WHAT THE TASK REQUIRES:
Down to the last line, repeat the records exactly.

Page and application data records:
Start of Block

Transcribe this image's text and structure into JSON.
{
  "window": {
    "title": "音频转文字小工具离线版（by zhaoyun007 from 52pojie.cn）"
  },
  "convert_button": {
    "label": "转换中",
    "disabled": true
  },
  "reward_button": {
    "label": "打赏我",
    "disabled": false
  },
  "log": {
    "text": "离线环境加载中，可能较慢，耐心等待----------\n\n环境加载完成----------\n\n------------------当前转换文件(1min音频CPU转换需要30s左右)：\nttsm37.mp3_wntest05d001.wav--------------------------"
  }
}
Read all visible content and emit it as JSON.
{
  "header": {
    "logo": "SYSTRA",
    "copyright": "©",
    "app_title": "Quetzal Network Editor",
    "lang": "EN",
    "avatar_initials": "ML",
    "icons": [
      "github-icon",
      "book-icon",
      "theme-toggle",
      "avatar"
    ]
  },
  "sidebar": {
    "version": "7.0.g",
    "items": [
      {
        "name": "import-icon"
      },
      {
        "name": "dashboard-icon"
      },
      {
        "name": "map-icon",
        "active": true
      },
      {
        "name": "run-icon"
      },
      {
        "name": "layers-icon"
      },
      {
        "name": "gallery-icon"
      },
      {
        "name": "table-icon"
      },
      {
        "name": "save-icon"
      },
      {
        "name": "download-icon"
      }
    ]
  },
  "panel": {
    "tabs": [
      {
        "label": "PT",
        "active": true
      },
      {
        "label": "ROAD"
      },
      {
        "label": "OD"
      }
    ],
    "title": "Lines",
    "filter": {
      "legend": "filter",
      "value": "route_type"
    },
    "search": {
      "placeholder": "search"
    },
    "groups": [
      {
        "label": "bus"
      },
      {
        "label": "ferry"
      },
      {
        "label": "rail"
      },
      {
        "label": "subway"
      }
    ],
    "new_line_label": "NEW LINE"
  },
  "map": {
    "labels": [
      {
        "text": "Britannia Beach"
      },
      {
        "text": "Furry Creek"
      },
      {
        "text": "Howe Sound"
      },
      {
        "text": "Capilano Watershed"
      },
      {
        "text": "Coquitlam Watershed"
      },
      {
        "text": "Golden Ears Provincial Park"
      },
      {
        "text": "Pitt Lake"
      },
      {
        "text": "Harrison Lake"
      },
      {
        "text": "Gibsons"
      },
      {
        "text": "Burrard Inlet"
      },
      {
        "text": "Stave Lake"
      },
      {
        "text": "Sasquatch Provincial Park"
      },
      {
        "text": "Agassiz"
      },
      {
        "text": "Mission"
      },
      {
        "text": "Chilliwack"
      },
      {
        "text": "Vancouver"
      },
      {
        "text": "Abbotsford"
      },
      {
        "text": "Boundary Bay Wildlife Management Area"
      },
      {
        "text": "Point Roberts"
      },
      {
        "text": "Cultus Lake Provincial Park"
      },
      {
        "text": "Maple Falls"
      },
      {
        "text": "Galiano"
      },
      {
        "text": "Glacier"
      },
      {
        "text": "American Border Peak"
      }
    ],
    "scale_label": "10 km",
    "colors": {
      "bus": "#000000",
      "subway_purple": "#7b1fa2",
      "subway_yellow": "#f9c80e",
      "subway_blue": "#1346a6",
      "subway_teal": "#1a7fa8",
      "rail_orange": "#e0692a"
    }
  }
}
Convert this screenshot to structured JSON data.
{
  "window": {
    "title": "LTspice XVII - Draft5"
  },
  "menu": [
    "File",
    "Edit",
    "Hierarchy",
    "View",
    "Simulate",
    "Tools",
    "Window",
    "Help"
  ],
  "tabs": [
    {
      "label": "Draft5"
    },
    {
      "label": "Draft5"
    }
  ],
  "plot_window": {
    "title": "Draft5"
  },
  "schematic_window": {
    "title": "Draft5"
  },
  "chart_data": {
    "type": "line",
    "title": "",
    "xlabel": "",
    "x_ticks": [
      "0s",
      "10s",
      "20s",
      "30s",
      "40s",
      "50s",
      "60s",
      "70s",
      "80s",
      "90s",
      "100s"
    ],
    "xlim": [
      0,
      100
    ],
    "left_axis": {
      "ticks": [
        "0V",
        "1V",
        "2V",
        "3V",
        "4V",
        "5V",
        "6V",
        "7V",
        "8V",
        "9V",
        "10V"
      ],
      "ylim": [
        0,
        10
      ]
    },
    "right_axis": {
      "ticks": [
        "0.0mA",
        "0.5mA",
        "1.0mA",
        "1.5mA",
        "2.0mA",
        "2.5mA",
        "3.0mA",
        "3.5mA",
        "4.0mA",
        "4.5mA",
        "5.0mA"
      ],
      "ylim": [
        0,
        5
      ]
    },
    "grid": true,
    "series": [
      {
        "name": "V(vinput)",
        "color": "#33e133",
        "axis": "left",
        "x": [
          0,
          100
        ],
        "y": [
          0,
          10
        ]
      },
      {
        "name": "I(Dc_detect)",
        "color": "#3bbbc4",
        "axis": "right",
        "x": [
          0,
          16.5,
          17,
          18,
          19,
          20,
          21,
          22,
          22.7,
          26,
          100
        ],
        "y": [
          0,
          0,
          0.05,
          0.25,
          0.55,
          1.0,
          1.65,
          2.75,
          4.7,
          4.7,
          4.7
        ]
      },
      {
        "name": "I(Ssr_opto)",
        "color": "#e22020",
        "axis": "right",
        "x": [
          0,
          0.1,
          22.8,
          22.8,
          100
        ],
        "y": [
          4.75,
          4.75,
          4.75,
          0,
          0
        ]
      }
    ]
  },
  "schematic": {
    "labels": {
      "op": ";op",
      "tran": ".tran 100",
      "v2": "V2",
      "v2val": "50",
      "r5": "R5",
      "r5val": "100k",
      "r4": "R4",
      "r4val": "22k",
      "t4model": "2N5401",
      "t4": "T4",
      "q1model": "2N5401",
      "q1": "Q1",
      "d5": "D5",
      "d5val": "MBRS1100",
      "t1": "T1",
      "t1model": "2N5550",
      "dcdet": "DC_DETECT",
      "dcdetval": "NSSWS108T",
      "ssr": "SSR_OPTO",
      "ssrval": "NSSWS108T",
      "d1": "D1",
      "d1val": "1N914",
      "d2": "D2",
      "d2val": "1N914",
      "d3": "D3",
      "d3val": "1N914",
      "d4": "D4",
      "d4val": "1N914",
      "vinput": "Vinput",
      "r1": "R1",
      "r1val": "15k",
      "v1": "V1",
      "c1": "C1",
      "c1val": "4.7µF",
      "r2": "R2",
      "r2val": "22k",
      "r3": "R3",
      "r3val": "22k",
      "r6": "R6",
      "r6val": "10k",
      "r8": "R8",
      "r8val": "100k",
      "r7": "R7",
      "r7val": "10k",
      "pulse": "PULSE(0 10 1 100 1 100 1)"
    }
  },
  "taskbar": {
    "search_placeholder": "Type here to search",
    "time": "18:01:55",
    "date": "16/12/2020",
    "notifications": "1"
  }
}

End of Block

COMPLETED TASK:
Transcribe this image's text and structure into JSON.
{
  "window": {
    "title": "音频转文字小工具离线版（by zhaoyun007 from 52pojie.cn）"
  },
  "convert_button": {
    "label": "转换中",
    "disabled": true
  },
  "reward_button": {
    "label": "打赏我",
    "disabled": false
  },
  "log": {
    "text": "离线环境加载中，可能较慢，耐心等待----------\n\n环境加载完成----------\n\n------------------当前转换文件(1min音频CPU转换需要30s左右)：\nttsm37.mp3_wntest05d001.wav--------------------------"
  }
}
Read all visible content and emit it as JSON.
{
  "header": {
    "logo": "SYSTRA",
    "copyright": "©",
    "app_title": "Quetzal Network Editor",
    "lang": "EN",
    "avatar_initials": "ML",
    "icons": [
      "github-icon",
      "book-icon",
      "theme-toggle",
      "avatar"
    ]
  },
  "sidebar": {
    "version": "7.0.g",
    "items": [
      {
        "name": "import-icon"
      },
      {
        "name": "dashboard-icon"
      },
      {
        "name": "map-icon",
        "active": true
      },
      {
        "name": "run-icon"
      },
      {
        "name": "layers-icon"
      },
      {
        "name": "gallery-icon"
      },
      {
        "name": "table-icon"
      },
      {
        "name": "save-icon"
      },
      {
        "name": "download-icon"
      }
    ]
  },
  "panel": {
    "tabs": [
      {
        "label": "PT",
        "active": true
      },
      {
        "label": "ROAD"
      },
      {
        "label": "OD"
      }
    ],
    "title": "Lines",
    "filter": {
      "legend": "filter",
      "value": "route_type"
    },
    "search": {
      "placeholder": "search"
    },
    "groups": [
      {
        "label": "bus"
      },
      {
        "label": "ferry"
      },
      {
        "label": "rail"
      },
      {
        "label": "subway"
      }
    ],
    "new_line_label": "NEW LINE"
  },
  "map": {
    "labels": [
      {
        "text": "Britannia Beach"
      },
      {
        "text": "Furry Creek"
      },
      {
        "text": "Howe Sound"
      },
      {
        "text": "Capilano Watershed"
      },
      {
        "text": "Coquitlam Watershed"
      },
      {
        "text": "Golden Ears Provincial Park"
      },
      {
        "text": "Pitt Lake"
      },
      {
        "text": "Harrison Lake"
      },
      {
        "text": "Gibsons"
      },
      {
        "text": "Burrard Inlet"
      },
      {
        "text": "Stave Lake"
      },
      {
        "text": "Sasquatch Provincial Park"
      },
      {
        "text": "Agassiz"
      },
      {
        "text": "Mission"
      },
      {
        "text": "Chilliwack"
      },
      {
        "text": "Vancouver"
      },
      {
        "text": "Abbotsford"
      },
      {
        "text": "Boundary Bay Wildlife Management Area"
      },
      {
        "text": "Point Roberts"
      },
      {
        "text": "Cultus Lake Provincial Park"
      },
      {
        "text": "Maple Falls"
      },
      {
        "text": "Galiano"
      },
      {
        "text": "Glacier"
      },
      {
        "text": "American Border Peak"
      }
    ],
    "scale_label": "10 km",
    "colors": {
      "bus": "#000000",
      "subway_purple": "#7b1fa2",
      "subway_yellow": "#f9c80e",
      "subway_blue": "#1346a6",
      "subway_teal": "#1a7fa8",
      "rail_orange": "#e0692a"
    }
  }
}
Convert this screenshot to structured JSON data.
{
  "window": {
    "title": "LTspice XVII - Draft5"
  },
  "menu": [
    "File",
    "Edit",
    "Hierarchy",
    "View",
    "Simulate",
    "Tools",
    "Window",
    "Help"
  ],
  "tabs": [
    {
      "label": "Draft5"
    },
    {
      "label": "Draft5"
    }
  ],
  "plot_window": {
    "title": "Draft5"
  },
  "schematic_window": {
    "title": "Draft5"
  },
  "chart_data": {
    "type": "line",
    "title": "",
    "xlabel": "",
    "x_ticks": [
      "0s",
      "10s",
      "20s",
      "30s",
      "40s",
      "50s",
      "60s",
      "70s",
      "80s",
      "90s",
      "100s"
    ],
    "xlim": [
      0,
      100
    ],
    "left_axis": {
      "ticks": [
        "0V",
        "1V",
        "2V",
        "3V",
        "4V",
        "5V",
        "6V",
        "7V",
        "8V",
        "9V",
        "10V"
      ],
      "ylim": [
        0,
        10
      ]
    },
    "right_axis": {
      "ticks": [
        "0.0mA",
        "0.5mA",
        "1.0mA",
        "1.5mA",
        "2.0mA",
        "2.5mA",
        "3.0mA",
        "3.5mA",
        "4.0mA",
        "4.5mA",
        "5.0mA"
      ],
      "ylim": [
        0,
        5
      ]
    },
    "grid": true,
    "series": [
      {
        "name": "V(vinput)",
        "color": "#33e133",
        "axis": "left",
        "x": [
          0,
          100
        ],
        "y": [
          0,
          10
        ]
      },
      {
        "name": "I(Dc_detect)",
        "color": "#3bbbc4",
        "axis": "right",
        "x": [
          0,
          16.5,
          17,
          18,
          19,
          20,
          21,
          22,
          22.7,
          26,
          100
        ],
        "y": [
          0,
          0,
          0.05,
          0.25,
          0.55,
          1.0,
          1.65,
          2.75,
          4.7,
          4.7,
          4.7
        ]
      },
      {
        "name": "I(Ssr_opto)",
        "color": "#e22020",
        "axis": "right",
        "x": [
          0,
          0.1,
          22.8,
          22.8,
          100
        ],
        "y": [
          4.75,
          4.75,
          4.75,
          0,
          0
        ]
      }
    ]
  },
  "schematic": {
    "labels": {
      "op": ";op",
      "tran": ".tran 100",
      "v2": "V2",
      "v2val": "50",
      "r5": "R5",
      "r5val": "100k",
      "r4": "R4",
      "r4val": "22k",
      "t4model": "2N5401",
      "t4": "T4",
      "q1model": "2N5401",
      "q1": "Q1",
      "d5": "D5",
      "d5val": "MBRS1100",
      "t1": "T1",
      "t1model": "2N5550",
      "dcdet": "DC_DETECT",
      "dcdetval": "NSSWS108T",
      "ssr": "SSR_OPTO",
      "ssrval": "NSSWS108T",
      "d1": "D1",
      "d1val": "1N914",
      "d2": "D2",
      "d2val": "1N914",
      "d3": "D3",
      "d3val": "1N914",
      "d4": "D4",
      "d4val": "1N914",
      "vinput": "Vinput",
      "r1": "R1",
      "r1val": "15k",
      "v1": "V1",
      "c1": "C1",
      "c1val": "4.7µF",
      "r2": "R2",
      "r2val": "22k",
      "r3": "R3",
      "r3val": "22k",
      "r6": "R6",
      "r6val": "10k",
      "r8": "R8",
      "r8val": "100k",
      "r7": "R7",
      "r7val": "10k",
      "pulse": "PULSE(0 10 1 100 1 100 1)"
    }
  },
  "taskbar": {
    "search_placeholder": "Type here to search",
    "time": "18:01:55",
    "date": "16/12/2020",
    "notifications": "1"
  }
}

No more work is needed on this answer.